Mr. ANDY ROTHMAN (Strategist, CLSA): Voters need to ask a few questions of any politician or any economist or pundit in the newspapers that tells them that a stronger Chinese currency will solve all of America's woes. First of all, they need to ask: If the Chinese currency gets stronger, won't that make goods that I buy from China more expensive in the United States? And second thing is: If those things become more expensive, does that mean I can get a job making those things in the U.S.? When was the last time you saw a factory in the U.S. that made a laptop or DVD player or a flat screen TV?
GIFFORD: Rothman says that recent slight appreciations in the rate of the yuan against the dollar are not just small adjustments ahead of crucial meetings. They're the restarting of a slow currency appreciation process begun by the Chinese government in 2005 - indeed, exactly what some in the U.S. are demanding.
Mr. ROTHMAN: I think this is a long-term structural change. If you go back to 2005, the Chinese government decided that gradual appreciation of their currency against the U.S. dollar was in their interest, and so their currency rose by 21 percent over three years. Then they suspended the process after the global financial crisis hit, and now they're going back to that again. So I expect it to appreciate still on a 7 percent annualized basis.
GIFFORD: That won't be fast enough to satisfy critics on Capitol Hill, especially ahead of the midterm elections. But Chinese and Western analysts here warn against the emotionalism of a pre-midterm, China-bashing frenzy. They say the last time the U.S. put pressure on a major economy for a one-time, large-scale appreciation of its currency was with Japan back in the 1980s, and that move backfired and even contributed to the decline of the Japanese economy.
Chinese economist Sun Lijian of Fudan University says in the global context, American actions are just plain selfish.
Professor SUN LIJIAN (Economist, Fudan University): (Through translator) China's economy has made a large contribution to the global recovery, and China is leading the world economy in a better direction. So beating up on China over its currency will be very bad for the world economy as a whole, and will slow down the whole global recovery.
GIFFORD: Analysts say pressure to appreciate the yuan will not help the U.S. deficit with China, either.
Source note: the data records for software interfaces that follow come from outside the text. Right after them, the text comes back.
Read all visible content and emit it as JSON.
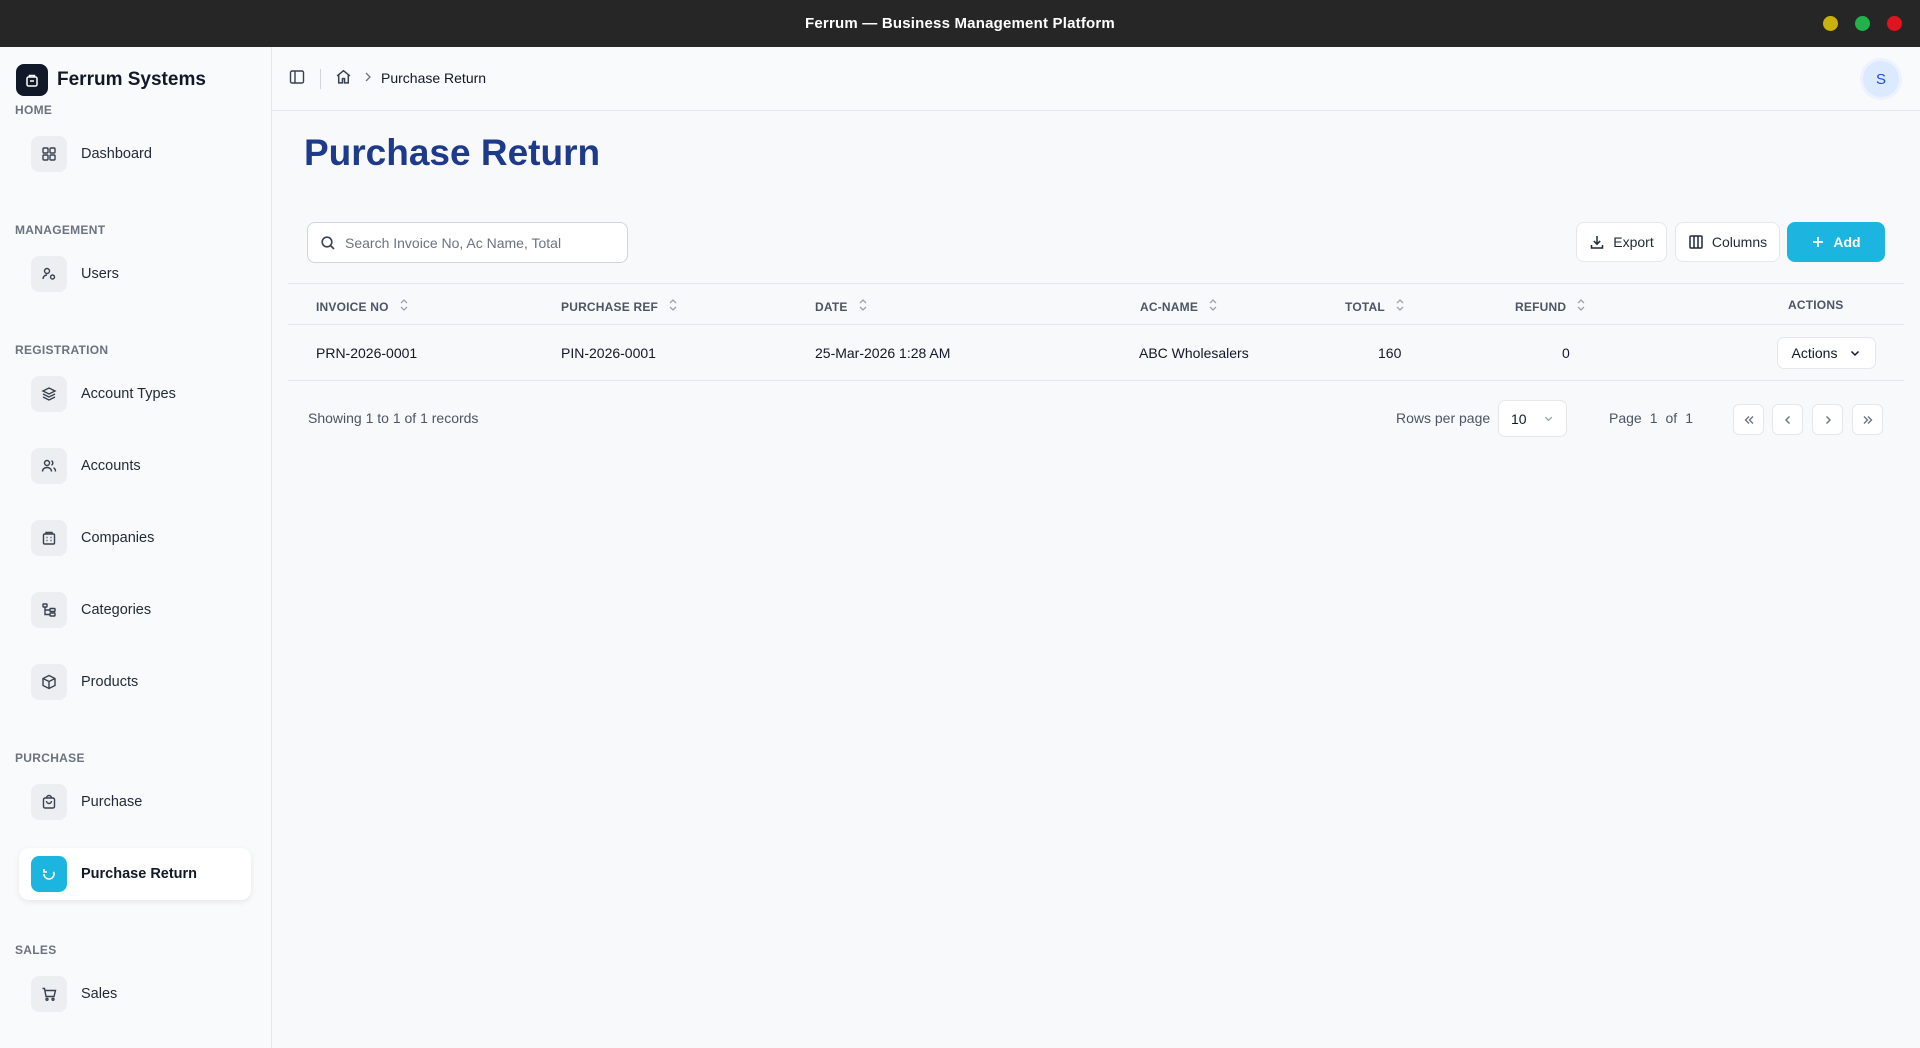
{
  "window": {
    "title": "Ferrum — Business Management Platform",
    "controls": [
      "minimize",
      "maximize",
      "close"
    ],
    "control_colors": [
      "#c9b20c",
      "#22b14c",
      "#e0141e"
    ]
  },
  "brand": {
    "name": "Ferrum Systems"
  },
  "sidebar": {
    "sections": [
      {
        "title": "HOME",
        "items": [
          {
            "label": "Dashboard",
            "icon": "dashboard-icon"
          }
        ]
      },
      {
        "title": "MANAGEMENT",
        "items": [
          {
            "label": "Users",
            "icon": "users-icon"
          }
        ]
      },
      {
        "title": "REGISTRATION",
        "items": [
          {
            "label": "Account Types",
            "icon": "layers-icon"
          },
          {
            "label": "Accounts",
            "icon": "people-icon"
          },
          {
            "label": "Companies",
            "icon": "building-icon"
          },
          {
            "label": "Categories",
            "icon": "tree-icon"
          },
          {
            "label": "Products",
            "icon": "package-icon"
          }
        ]
      },
      {
        "title": "PURCHASE",
        "items": [
          {
            "label": "Purchase",
            "icon": "bag-icon"
          },
          {
            "label": "Purchase Return",
            "icon": "refresh-icon",
            "active": true
          }
        ]
      },
      {
        "title": "SALES",
        "items": [
          {
            "label": "Sales",
            "icon": "cart-icon"
          }
        ]
      }
    ]
  },
  "topbar": {
    "breadcrumb": {
      "home_icon": "home-icon",
      "current": "Purchase Return"
    },
    "avatar_initial": "S"
  },
  "page": {
    "title": "Purchase Return"
  },
  "toolbar": {
    "search_placeholder": "Search Invoice No, Ac Name, Total",
    "search_value": "",
    "export_label": "Export",
    "columns_label": "Columns",
    "add_label": "Add",
    "accent_color": "#1cb5e0"
  },
  "table": {
    "columns": [
      "INVOICE NO",
      "PURCHASE REF",
      "DATE",
      "AC-NAME",
      "TOTAL",
      "REFUND",
      "ACTIONS"
    ],
    "rows": [
      {
        "invoice_no": "PRN-2026-0001",
        "purchase_ref": "PIN-2026-0001",
        "date": "25-Mar-2026 1:28 AM",
        "ac_name": "ABC Wholesalers",
        "total": "160",
        "refund": "0",
        "actions_label": "Actions"
      }
    ]
  },
  "pagination": {
    "showing_text": "Showing 1 to 1 of 1 records",
    "rows_per_page_label": "Rows per page",
    "rows_per_page_value": "10",
    "page_label": "Page",
    "current_page": "1",
    "of_label": "of",
    "total_pages": "1"
  }
}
They say that between 2005 and 2008, as the yuan was appreciating by 21 percent, the U.S. trade deficit with China actually increased by 50 percent. Chinese economists say the way to solve the deficit is not to push China to revalue its currency, but to help lift more Chinese people out of poverty and into the nascent middle class so they can buy more American products.
Rob Gifford, NPR News, Shanghai.
NPR transcripts are created on a rush deadline by a contractor for NPR, and accuracy and availability may vary. This text may not be in its final form and may be updated or revised in the future. Please be aware that the authoritative record of NPR's programming is the audio.